NOAH BORGARDT plucked this largemouth bass out of Ripon’s Gothic Mill Pond earlier this month. Tracy Landerman photo

by Reagan Zimmerman

Big Green Lake

What’s hot: Not much

What’s not: Everything

Guide’s Corner:

Dennis Walker, Dennis Walker Pontoon Guide Service on Big Green Lake, 294-0611

With the season just starting and the weather being finicky, fishing has been a little rough, according to Walker.

“It just opened up [the weekend of May 6], so it is a little bit early. The water is still fairly cold,” he said.

Walker is hoping for some warmer weather to help the fish become more active.

Walker didn’t hear a lot of reports of anyone catching much.

“I heard they caught a few bass; there were quite a few bass guys fishing.”

They were catching mainly smallmouth bass with spinners, artificial worms and jigs.

“Lake Trout is open, but it has been pretty slow because they are all scattered all over the whole lake.”

Normally, the trout can be found in deep water, but due to the fluctuating weather and water temperature in the high 40s, they are spread out in the shallow and deep water.

“They are tough to find and tough to catch,” Walker said of the lake trout.

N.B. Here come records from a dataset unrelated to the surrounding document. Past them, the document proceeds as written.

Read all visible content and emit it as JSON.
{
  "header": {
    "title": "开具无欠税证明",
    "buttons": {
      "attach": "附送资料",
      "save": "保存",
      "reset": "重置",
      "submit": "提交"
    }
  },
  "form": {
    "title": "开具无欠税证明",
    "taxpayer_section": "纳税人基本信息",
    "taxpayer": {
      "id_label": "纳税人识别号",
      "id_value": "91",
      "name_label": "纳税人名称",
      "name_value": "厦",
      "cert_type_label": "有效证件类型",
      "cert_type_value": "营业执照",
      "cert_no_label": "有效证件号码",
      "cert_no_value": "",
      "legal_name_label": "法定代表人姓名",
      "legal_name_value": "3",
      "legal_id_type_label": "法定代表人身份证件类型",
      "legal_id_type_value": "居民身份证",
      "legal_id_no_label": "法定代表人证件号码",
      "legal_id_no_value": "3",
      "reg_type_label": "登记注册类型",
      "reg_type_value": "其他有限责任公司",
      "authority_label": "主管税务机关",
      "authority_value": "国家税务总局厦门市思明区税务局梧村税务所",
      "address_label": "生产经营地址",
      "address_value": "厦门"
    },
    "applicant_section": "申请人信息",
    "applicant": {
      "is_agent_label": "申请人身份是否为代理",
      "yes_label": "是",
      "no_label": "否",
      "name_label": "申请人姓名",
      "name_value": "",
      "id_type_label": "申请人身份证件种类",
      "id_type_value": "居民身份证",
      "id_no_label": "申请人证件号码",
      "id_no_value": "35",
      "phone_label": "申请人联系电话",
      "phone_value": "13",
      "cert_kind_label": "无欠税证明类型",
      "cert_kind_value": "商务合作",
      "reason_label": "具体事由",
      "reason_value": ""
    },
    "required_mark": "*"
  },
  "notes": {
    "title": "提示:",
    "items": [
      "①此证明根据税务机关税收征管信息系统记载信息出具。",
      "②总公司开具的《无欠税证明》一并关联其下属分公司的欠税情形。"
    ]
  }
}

Panfish, bluegill, and perch can be found in shallower water. Walker suggests using nightcrawlers or fish with a slip-bobber to catch those three.

He hasn’t heard much when it comes to fish activity. There should be some white bass and walleye movement, but the water is still too cold for an accurate prediction.

Once the temperatures climb, the water will warm up and the fish will become more active.

“It is going to make all fishing better,” Walker said.

Mike Norton’s Fishing and Hunting Adventures, www.biggreenlakefishing.com, 920-295-3617.

The fishing guide noted he primarily has been fishing for lake trout, which is his specialty, and they’ve ranged between five and 10 pounds.

He has been catching them in 80 to 100 feet of water, using silver spoons.

Norton has not had luck with any other bait.

“We have been trying other things, but it hasn’t been fast action,” he said. “It has just been a few large fish and not much else.”

Norton fishes for the fish that primarily live in the deeper water, which are lake trout, cisco and white bass.

Little Green Lake

What’s hot: Not much

What’s not: Everything

Guide’s Corner:

Todd Schulz, Landing on Little Green Lake, 920-398-2620.

This early in the season, Schulz noted it is hard to tell what fish are biting.

The weather is slowing the warming of the water so the fish are not as active — making it hard to judge what is hot and what is not, Schultz said.

To find panfish, anglers should go out a little deeper in the water. It is a bit slower than normal because they won’t come into shallower water until they start spawning, which hasn’t quite happened.

Right now, he is waiting for the crappies and bluegill to move into shallower water.

He suggests 10 feet of water as the best depth.

Schultz noted Little Green is filled with shallow areas perfect for bluegill and crappie fishing.

“Out here, it is just like a big bowl,” he said.

To be successful, Schulz recommends using red worms and crappie minnows as bait.

He predicts that with the warmer weather, the panfish will be more active.

“When it warms up, the panfish will come in and start spawning in the shallows and then you can move in the shallows,” Schulz said.

Walleye are most likely found out in the deeper areas of the lake or along the weed lines.

“Some of the guys this weekend were catching them with leeches,” he said.

Fun Fish Facts:

Wisconsin’s lakes and streams are home to more than 160 different species of fish.

Share